An alleged fraudster behind a visa scam targeting Tongan nationals has managed to give police the slip while hiding in Kaitaia.
Kolini Vaka, also known as Kolini Tatafu, is wanted by Otahuhu police in connection to money collected from Tongan overstayers, mostly in South Auckland and Hawkes Bay, in return for residency visas. Vaka allegedly told people she worked at Immigration NZ.
Police say she constantly moves around to avoid arrest after Tongan radio and newspapers in Auckland began running articles about the scam and her involvement.
Immigration NZ issued a warning in June about fraudsters selling fake visas to Tongan overstayers for $290.
Nalesoni Tupou, an Otahuhu lawyer who represents some Tongans who've been duped, said Vaka stayed in Kaitaia for two to three weeks and may have targeted some people there. "They [overstayers] don't show their face so we don't know who they are but there are Tongans up there, particularly in Dargaville and Kerikeri, who do seasonal work.
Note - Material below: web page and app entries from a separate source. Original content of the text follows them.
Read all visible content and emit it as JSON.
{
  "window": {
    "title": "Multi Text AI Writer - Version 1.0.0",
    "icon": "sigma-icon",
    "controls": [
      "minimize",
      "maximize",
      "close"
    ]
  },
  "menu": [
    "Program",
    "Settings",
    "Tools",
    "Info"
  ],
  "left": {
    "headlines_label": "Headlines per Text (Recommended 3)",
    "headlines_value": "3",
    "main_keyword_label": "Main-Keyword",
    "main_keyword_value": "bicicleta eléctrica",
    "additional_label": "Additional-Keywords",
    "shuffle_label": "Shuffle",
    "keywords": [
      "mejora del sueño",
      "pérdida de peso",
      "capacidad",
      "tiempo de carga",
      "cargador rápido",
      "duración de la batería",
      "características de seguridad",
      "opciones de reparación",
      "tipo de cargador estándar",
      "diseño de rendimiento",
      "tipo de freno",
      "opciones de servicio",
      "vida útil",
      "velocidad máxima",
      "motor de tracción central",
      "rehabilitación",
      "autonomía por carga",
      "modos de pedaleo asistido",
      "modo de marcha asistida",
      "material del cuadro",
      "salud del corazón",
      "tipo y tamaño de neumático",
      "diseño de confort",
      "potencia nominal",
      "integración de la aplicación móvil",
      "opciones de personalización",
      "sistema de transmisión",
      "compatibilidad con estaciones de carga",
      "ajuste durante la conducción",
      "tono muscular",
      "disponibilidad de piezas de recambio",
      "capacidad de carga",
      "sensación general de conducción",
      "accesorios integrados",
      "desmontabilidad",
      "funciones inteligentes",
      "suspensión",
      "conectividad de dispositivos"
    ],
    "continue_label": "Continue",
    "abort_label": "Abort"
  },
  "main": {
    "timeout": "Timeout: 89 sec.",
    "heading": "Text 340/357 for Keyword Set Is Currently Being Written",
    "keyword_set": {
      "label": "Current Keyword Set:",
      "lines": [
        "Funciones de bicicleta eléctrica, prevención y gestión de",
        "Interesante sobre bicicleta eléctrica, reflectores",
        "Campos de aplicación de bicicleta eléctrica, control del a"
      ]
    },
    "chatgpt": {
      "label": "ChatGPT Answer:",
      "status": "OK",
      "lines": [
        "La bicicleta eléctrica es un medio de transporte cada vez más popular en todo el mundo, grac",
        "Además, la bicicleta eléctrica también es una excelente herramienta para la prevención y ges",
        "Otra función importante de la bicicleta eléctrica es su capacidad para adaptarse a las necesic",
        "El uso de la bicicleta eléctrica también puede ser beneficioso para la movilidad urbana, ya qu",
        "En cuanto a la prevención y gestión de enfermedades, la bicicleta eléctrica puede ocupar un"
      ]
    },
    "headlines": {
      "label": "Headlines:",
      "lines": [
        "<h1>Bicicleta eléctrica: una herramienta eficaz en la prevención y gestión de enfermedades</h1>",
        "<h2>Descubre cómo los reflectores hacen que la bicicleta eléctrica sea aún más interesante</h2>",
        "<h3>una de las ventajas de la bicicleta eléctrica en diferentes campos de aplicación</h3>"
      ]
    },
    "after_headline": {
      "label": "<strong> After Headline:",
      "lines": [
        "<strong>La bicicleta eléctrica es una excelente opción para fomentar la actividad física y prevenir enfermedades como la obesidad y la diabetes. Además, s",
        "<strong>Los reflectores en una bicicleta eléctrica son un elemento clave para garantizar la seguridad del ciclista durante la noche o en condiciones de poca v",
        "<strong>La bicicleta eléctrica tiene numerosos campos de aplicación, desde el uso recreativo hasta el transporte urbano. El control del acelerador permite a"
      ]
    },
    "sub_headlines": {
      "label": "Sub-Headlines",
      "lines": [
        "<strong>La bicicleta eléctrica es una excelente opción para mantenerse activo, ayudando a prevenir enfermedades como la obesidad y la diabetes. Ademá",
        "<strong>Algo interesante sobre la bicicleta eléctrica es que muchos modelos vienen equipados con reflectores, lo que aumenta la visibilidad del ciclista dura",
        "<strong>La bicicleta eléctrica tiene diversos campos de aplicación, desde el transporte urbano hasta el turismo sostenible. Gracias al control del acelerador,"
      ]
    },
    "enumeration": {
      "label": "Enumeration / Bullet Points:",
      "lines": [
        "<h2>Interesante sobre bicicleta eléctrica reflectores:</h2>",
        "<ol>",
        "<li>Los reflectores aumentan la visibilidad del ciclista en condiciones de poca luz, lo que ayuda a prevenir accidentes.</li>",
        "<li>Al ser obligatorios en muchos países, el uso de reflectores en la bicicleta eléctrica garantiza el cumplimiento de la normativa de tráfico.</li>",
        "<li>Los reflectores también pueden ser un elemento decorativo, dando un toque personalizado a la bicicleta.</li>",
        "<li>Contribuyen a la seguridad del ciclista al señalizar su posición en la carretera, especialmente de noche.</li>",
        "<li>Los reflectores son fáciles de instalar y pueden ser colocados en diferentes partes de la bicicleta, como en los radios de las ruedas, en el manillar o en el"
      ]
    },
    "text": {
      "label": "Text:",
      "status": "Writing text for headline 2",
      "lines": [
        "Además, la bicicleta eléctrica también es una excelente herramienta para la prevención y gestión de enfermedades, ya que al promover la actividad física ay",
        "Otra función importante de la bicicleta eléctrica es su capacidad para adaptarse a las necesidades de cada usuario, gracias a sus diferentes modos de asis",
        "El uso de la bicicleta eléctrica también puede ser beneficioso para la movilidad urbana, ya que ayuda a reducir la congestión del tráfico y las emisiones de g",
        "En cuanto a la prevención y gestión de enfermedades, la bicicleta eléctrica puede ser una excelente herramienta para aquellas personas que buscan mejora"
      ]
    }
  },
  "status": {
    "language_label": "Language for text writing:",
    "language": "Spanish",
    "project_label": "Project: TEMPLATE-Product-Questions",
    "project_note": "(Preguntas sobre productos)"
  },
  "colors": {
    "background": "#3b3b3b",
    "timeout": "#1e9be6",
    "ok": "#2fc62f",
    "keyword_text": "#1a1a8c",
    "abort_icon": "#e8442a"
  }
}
"Someone has given her a room in Kaitaia to move in after she ran from Auckland," Mr Tupou said.
He said Vaka was also allegedly involved in a scam in 2001 where money was collected from elderly Cook Islanders with promises of buying them retirement homes.
Officer in charge of police investigations, Ross Ellwood, said although Vaka was in Kaitaia, he had not received any complaints against her from Northland people.
Spokesman for the Tongan community in Northland, Reverend Epeli Taungapeau, said he had not heard of anyone being scammed by Vaka but did not rule out the possibility that it may have happened: "The Tongan community is very small here and I am sure they are not dumb to follow into the lead of those she conned who seem very desperate to stay."
He said the fact that she cheated compatriots was a betrayal of trust that tarnished the reputation of the entire Tongan community. There are fewer than 200 Tongans in Northland.